**ASSIGNMENT:** What you return must match the material exactly, with every line present.

(THE DATA)

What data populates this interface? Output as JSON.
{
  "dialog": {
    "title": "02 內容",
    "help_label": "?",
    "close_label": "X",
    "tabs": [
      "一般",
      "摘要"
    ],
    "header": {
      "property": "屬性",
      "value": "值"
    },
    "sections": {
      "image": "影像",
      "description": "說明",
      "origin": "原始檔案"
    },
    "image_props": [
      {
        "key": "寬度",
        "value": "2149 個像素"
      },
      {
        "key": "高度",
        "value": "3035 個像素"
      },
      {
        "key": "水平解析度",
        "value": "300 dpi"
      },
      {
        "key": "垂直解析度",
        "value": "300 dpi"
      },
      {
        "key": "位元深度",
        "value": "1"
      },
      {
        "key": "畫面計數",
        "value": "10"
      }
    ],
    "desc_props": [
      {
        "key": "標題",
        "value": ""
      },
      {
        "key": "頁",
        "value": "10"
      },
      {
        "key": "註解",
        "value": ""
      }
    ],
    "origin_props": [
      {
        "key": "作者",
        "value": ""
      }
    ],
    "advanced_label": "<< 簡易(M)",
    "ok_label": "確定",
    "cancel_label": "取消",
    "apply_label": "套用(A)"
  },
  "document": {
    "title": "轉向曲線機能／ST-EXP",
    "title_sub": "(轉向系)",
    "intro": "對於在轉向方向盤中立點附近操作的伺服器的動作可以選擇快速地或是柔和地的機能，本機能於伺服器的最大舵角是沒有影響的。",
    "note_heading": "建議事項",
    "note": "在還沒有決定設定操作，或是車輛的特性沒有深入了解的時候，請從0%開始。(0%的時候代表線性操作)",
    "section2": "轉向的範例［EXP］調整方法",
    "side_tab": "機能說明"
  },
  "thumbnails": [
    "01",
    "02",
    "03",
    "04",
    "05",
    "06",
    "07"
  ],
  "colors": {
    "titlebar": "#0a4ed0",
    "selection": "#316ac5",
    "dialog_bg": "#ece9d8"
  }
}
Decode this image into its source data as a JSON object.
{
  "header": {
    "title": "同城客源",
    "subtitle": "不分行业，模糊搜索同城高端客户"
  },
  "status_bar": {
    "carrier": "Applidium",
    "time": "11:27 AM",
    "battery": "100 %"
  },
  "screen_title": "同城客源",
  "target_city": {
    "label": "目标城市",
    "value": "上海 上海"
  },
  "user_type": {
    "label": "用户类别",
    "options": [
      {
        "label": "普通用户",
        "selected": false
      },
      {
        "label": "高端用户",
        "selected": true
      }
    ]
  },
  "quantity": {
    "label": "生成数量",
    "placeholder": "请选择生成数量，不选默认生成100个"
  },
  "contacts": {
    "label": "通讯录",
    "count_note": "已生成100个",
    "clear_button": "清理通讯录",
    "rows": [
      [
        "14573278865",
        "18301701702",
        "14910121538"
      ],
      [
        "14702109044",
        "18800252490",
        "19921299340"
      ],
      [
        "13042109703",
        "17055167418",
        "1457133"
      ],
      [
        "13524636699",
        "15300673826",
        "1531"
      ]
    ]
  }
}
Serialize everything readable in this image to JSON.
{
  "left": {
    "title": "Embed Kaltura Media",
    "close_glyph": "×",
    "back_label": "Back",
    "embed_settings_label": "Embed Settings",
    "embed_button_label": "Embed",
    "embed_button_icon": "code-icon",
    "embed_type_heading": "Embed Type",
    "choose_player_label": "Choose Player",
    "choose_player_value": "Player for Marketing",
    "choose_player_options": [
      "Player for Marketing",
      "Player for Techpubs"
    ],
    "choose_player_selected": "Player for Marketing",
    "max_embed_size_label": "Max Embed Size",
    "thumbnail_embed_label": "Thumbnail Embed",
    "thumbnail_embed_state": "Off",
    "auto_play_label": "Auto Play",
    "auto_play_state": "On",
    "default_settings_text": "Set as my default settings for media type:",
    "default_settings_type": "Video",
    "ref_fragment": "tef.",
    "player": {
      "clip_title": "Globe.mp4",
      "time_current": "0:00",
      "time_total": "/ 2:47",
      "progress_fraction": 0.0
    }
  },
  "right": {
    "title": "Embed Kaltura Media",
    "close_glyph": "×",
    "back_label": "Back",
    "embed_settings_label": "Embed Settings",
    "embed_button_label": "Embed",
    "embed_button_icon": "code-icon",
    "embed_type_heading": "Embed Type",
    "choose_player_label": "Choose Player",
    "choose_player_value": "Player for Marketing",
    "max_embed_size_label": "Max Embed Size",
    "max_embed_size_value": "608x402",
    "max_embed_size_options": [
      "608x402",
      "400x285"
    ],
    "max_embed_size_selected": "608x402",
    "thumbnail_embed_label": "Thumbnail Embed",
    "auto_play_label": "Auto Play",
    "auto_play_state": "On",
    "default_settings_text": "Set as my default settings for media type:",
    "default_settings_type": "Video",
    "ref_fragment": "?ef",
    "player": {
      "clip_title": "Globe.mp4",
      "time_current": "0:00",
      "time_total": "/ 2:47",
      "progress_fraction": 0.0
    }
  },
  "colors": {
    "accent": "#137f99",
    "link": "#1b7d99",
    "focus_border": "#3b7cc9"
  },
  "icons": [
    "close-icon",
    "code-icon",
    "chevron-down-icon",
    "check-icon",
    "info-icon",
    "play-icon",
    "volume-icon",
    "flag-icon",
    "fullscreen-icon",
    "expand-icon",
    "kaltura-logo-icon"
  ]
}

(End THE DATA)

**RESULT:**
What data populates this interface? Output as JSON.
{
  "dialog": {
    "title": "02 內容",
    "help_label": "?",
    "close_label": "X",
    "tabs": [
      "一般",
      "摘要"
    ],
    "header": {
      "property": "屬性",
      "value": "值"
    },
    "sections": {
      "image": "影像",
      "description": "說明",
      "origin": "原始檔案"
    },
    "image_props": [
      {
        "key": "寬度",
        "value": "2149 個像素"
      },
      {
        "key": "高度",
        "value": "3035 個像素"
      },
      {
        "key": "水平解析度",
        "value": "300 dpi"
      },
      {
        "key": "垂直解析度",
        "value": "300 dpi"
      },
      {
        "key": "位元深度",
        "value": "1"
      },
      {
        "key": "畫面計數",
        "value": "10"
      }
    ],
    "desc_props": [
      {
        "key": "標題",
        "value": ""
      },
      {
        "key": "頁",
        "value": "10"
      },
      {
        "key": "註解",
        "value": ""
      }
    ],
    "origin_props": [
      {
        "key": "作者",
        "value": ""
      }
    ],
    "advanced_label": "<< 簡易(M)",
    "ok_label": "確定",
    "cancel_label": "取消",
    "apply_label": "套用(A)"
  },
  "document": {
    "title": "轉向曲線機能／ST-EXP",
    "title_sub": "(轉向系)",
    "intro": "對於在轉向方向盤中立點附近操作的伺服器的動作可以選擇快速地或是柔和地的機能，本機能於伺服器的最大舵角是沒有影響的。",
    "note_heading": "建議事項",
    "note": "在還沒有決定設定操作，或是車輛的特性沒有深入了解的時候，請從0%開始。(0%的時候代表線性操作)",
    "section2": "轉向的範例［EXP］調整方法",
    "side_tab": "機能說明"
  },
  "thumbnails": [
    "01",
    "02",
    "03",
    "04",
    "05",
    "06",
    "07"
  ],
  "colors": {
    "titlebar": "#0a4ed0",
    "selection": "#316ac5",
    "dialog_bg": "#ece9d8"
  }
}
Decode this image into its source data as a JSON object.
{
  "header": {
    "title": "同城客源",
    "subtitle": "不分行业，模糊搜索同城高端客户"
  },
  "status_bar": {
    "carrier": "Applidium",
    "time": "11:27 AM",
    "battery": "100 %"
  },
  "screen_title": "同城客源",
  "target_city": {
    "label": "目标城市",
    "value": "上海 上海"
  },
  "user_type": {
    "label": "用户类别",
    "options": [
      {
        "label": "普通用户",
        "selected": false
      },
      {
        "label": "高端用户",
        "selected": true
      }
    ]
  },
  "quantity": {
    "label": "生成数量",
    "placeholder": "请选择生成数量，不选默认生成100个"
  },
  "contacts": {
    "label": "通讯录",
    "count_note": "已生成100个",
    "clear_button": "清理通讯录",
    "rows": [
      [
        "14573278865",
        "18301701702",
        "14910121538"
      ],
      [
        "14702109044",
        "18800252490",
        "19921299340"
      ],
      [
        "13042109703",
        "17055167418",
        "1457133"
      ],
      [
        "13524636699",
        "15300673826",
        "1531"
      ]
    ]
  }
}
Serialize everything readable in this image to JSON.
{
  "left": {
    "title": "Embed Kaltura Media",
    "close_glyph": "×",
    "back_label": "Back",
    "embed_settings_label": "Embed Settings",
    "embed_button_label": "Embed",
    "embed_button_icon": "code-icon",
    "embed_type_heading": "Embed Type",
    "choose_player_label": "Choose Player",
    "choose_player_value": "Player for Marketing",
    "choose_player_options": [
      "Player for Marketing",
      "Player for Techpubs"
    ],
    "choose_player_selected": "Player for Marketing",
    "max_embed_size_label": "Max Embed Size",
    "thumbnail_embed_label": "Thumbnail Embed",
    "thumbnail_embed_state": "Off",
    "auto_play_label": "Auto Play",
    "auto_play_state": "On",
    "default_settings_text": "Set as my default settings for media type:",
    "default_settings_type": "Video",
    "ref_fragment": "tef.",
    "player": {
      "clip_title": "Globe.mp4",
      "time_current": "0:00",
      "time_total": "/ 2:47",
      "progress_fraction": 0.0
    }
  },
  "right": {
    "title": "Embed Kaltura Media",
    "close_glyph": "×",
    "back_label": "Back",
    "embed_settings_label": "Embed Settings",
    "embed_button_label": "Embed",
    "embed_button_icon": "code-icon",
    "embed_type_heading": "Embed Type",
    "choose_player_label": "Choose Player",
    "choose_player_value": "Player for Marketing",
    "max_embed_size_label": "Max Embed Size",
    "max_embed_size_value": "608x402",
    "max_embed_size_options": [
      "608x402",
      "400x285"
    ],
    "max_embed_size_selected": "608x402",
    "thumbnail_embed_label": "Thumbnail Embed",
    "auto_play_label": "Auto Play",
    "auto_play_state": "On",
    "default_settings_text": "Set as my default settings for media type:",
    "default_settings_type": "Video",
    "ref_fragment": "?ef",
    "player": {
      "clip_title": "Globe.mp4",
      "time_current": "0:00",
      "time_total": "/ 2:47",
      "progress_fraction": 0.0
    }
  },
  "colors": {
    "accent": "#137f99",
    "link": "#1b7d99",
    "focus_border": "#3b7cc9"
  },
  "icons": [
    "close-icon",
    "code-icon",
    "chevron-down-icon",
    "check-icon",
    "info-icon",
    "play-icon",
    "volume-icon",
    "flag-icon",
    "fullscreen-icon",
    "expand-icon",
    "kaltura-logo-icon"
  ]
}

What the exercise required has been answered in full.